Comparing subjective and chronological age diversity | Older workers’ post-retirement plans depend on type of motivation
Comparing subjective and chronological age diversity
Florian Kunze Stephan A. Boehm Heike Bruch (2021). It matters how old we feel in organizations: Testing a multilevel model of organizational subjective‐age diversity on employee outcomes. Journal of Organizational Behaviour 42(4): 448-463 – Open Access
This study contributes to the emerging literature on age diversity effects at the organizational level of analysis by comparing the role of chronological‐age diversity versus subjective‐age diversity. We hypothesize a multilevel model in which organizational‐level subjective‐age diversity is negatively related to bonding social capital within organizations, which, in turn, contributes to heightened employee engagement and lowered turnover intentions. The assumed relationships are tested in a multilevel sample of 96 German small‐ and medium‐sized companies with 16,274 employees participating. We gathered data from four different sources to circumvent common source problems and received support for most of the proposed relationships. Given the potentially detrimental effects of high subjective‐age diversity in the workplace, the paper concludes with practical recommendations on how to manage subjective‐age diversity in companies proactively.

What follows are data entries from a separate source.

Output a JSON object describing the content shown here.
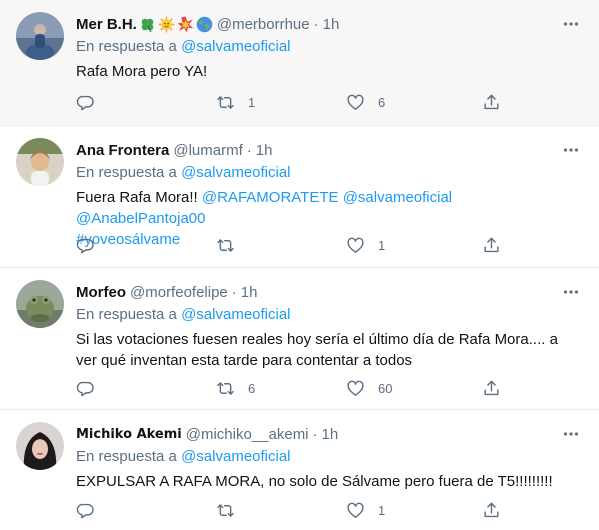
{
  "common": {
    "reply_prefix": "En respuesta a",
    "reply_handle": "@salvameoficial",
    "separator": "·"
  },
  "colors": {
    "link": "#1d9bf0",
    "secondary_text": "#5b7083",
    "highlight_bg": "#f7f7f7",
    "divider": "#e6ecf0"
  },
  "tweets": [
    {
      "name": "Mer B.H.",
      "name_emojis": [
        "four-leaf-clover-icon",
        "sun-face-icon",
        "collision-icon",
        "globe-icon"
      ],
      "handle": "@merborrhue",
      "time": "1h",
      "text": "Rafa Mora pero YA!",
      "replies": "",
      "retweets": "1",
      "likes": "6"
    },
    {
      "name": "Ana Frontera",
      "handle": "@lumarmf",
      "time": "1h",
      "text_prefix": "Fuera Rafa Mora!! ",
      "text_links": [
        "@RAFAMORATETE",
        "@salvameoficial",
        "@AnabelPantoja00",
        "#yoveosálvame"
      ],
      "replies": "",
      "retweets": "",
      "likes": "1"
    },
    {
      "name": "Morfeo",
      "handle": "@morfeofelipe",
      "time": "1h",
      "text": "Si las votaciones fuesen reales hoy sería el último día de Rafa Mora.... a ver qué inventan esta tarde para contentar a todos",
      "replies": "",
      "retweets": "6",
      "likes": "60"
    },
    {
      "name": "Michiko Akemi",
      "handle": "@michiko__akemi",
      "time": "1h",
      "text": "EXPULSAR A RAFA MORA, no solo de Sálvame pero fuera de T5!!!!!!!!!",
      "replies": "",
      "retweets": "",
      "likes": "1"
    }
  ]
}
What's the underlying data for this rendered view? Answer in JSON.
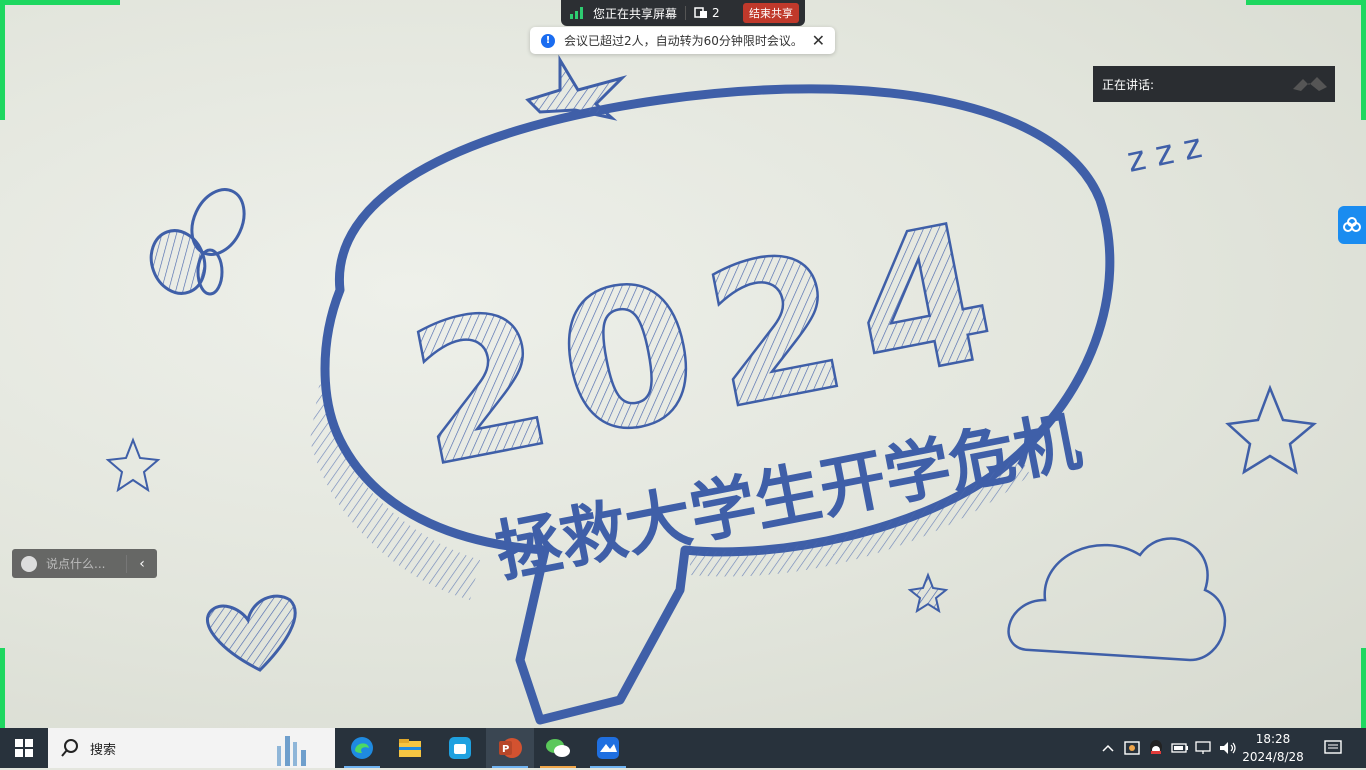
{
  "share_bar": {
    "status_text": "您正在共享屏幕",
    "participant_count": "2",
    "end_share_label": "结束共享"
  },
  "notice": {
    "message": "会议已超过2人，自动转为60分钟限时会议。"
  },
  "speaking_panel": {
    "label": "正在讲话:"
  },
  "slide": {
    "year": "2024",
    "title": "拯救大学生开学危机"
  },
  "comment_box": {
    "placeholder": "说点什么..."
  },
  "taskbar": {
    "search_label": "搜索",
    "apps": [
      "edge-icon",
      "file-explorer-icon",
      "store-icon",
      "powerpoint-icon",
      "wechat-icon",
      "tencent-meeting-icon"
    ],
    "tray_icons": [
      "chevron-up-icon",
      "security-icon",
      "qq-icon",
      "battery-icon",
      "network-icon",
      "volume-icon"
    ],
    "time": "18:28",
    "date": "2024/8/28"
  },
  "colors": {
    "share_green": "#1ed760",
    "slide_blue": "#3f5fa8",
    "end_red": "#c0392b",
    "accent_blue": "#1a8cf0"
  }
}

Older workers’ post-retirement plans depend on type of motivation
Hanna van Solinge, Marleen Damman, Douglas A Hershey (2021) Adaptation or Exploration? Understanding Older Workers’ Plans for Post-Retirement Paid and Volunteer Work. Work, Aging and Retirement. 7(2): 129–142.
Numerous investigations have sought to understand the types of individuals who engage in post-retirement work. However, little is known about why older adults are motivated to engage. The aim of the present article is to examine the extent to which two possible mechanisms—adaptation (adjusting to the loss of work role) and exploration (retirement as opportunity to engage in activities in line with personal values)—play a role in explaining planning for paid work or volunteering after retirement. Analyses are based on large-scale survey data collected in 2015 among older workers in the Netherlands (N = 6,278). Results show that the large majority of older Dutch workers have plans for post-retirement paid and/or volunteer work. Moreover, both mechanisms appear to contribute to the understanding of post-retirement work plans, yet in different ways. Specifically, older workers who expect to miss latent work functions are more likely to have plans for post-retirement work, with their general values guiding the type of work they gravitate toward. Having plans for post-retirement paid work was more prevalent among older workers who attached more importance to personal growth, whereas having plans for volunteer work was more prevalent among older workers who had a stronger social orientation. Moreover, results suggest that men, more often than women, translate the anticipated loss of latent work functions into plans for post-retirement paid work. These insights regarding the motivational antecedents of post-retirement work plans are highly relevant in light of policy discussions of active and healthy aging.